A problem in calculus called Surface Area of a Revolution. So let’s do it. Index 8 to get to my menu. We’re going to go up to get to the bottom of the alphabet. And scroll up to Surface Area of Revolution.
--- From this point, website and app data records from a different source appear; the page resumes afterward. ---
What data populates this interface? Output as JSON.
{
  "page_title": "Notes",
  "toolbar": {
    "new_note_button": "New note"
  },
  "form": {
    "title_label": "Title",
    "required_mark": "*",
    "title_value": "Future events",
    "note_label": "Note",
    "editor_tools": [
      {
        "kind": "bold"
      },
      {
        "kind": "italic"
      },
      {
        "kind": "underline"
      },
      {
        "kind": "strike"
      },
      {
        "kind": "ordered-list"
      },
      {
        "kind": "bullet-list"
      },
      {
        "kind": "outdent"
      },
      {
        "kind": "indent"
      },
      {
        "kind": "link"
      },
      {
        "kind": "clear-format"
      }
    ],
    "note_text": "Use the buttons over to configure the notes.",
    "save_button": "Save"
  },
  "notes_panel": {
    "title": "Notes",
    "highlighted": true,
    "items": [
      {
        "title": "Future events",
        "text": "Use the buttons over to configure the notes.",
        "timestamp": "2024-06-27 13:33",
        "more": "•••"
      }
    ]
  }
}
We’re going to enter our, I’ll show you the actual formula here. Let’s write down your paper first. Press Alpha to enter anything into these entry lines here. Alpha x cubed over the range of alpa zero for a for b, Alpha 2. I show you what you’ve entered so you can change it if you want. I say it’s okay. The first derivative is 3x squared. That goes into the formula here. That’s part of the formula. Over 0 and 2 for the range. And we start doing the computations. Squaring things. This is U Substitution. U equals this. DU equals 36. You always take 36 and put it on the other side as a denominator. DU/36 equals that. And this x cubed equals the problem. X cubed dx. And then we substitute for U. In the problem here, DU 36 has to come out of the integral. So that 2 pi, there’s the 1 over 36 here and that computes to pi over 18, etc. We’re doing the integral of one half, of course you add two halves to that and Upper Range less than the Lower Range. And you get 203 squared units. Pretty neat, huh? everystepcalculus.com. Go to my site, subscribe to see more videos or go to the menu and look up what you need to learn about and pass your calculus. Have a good one.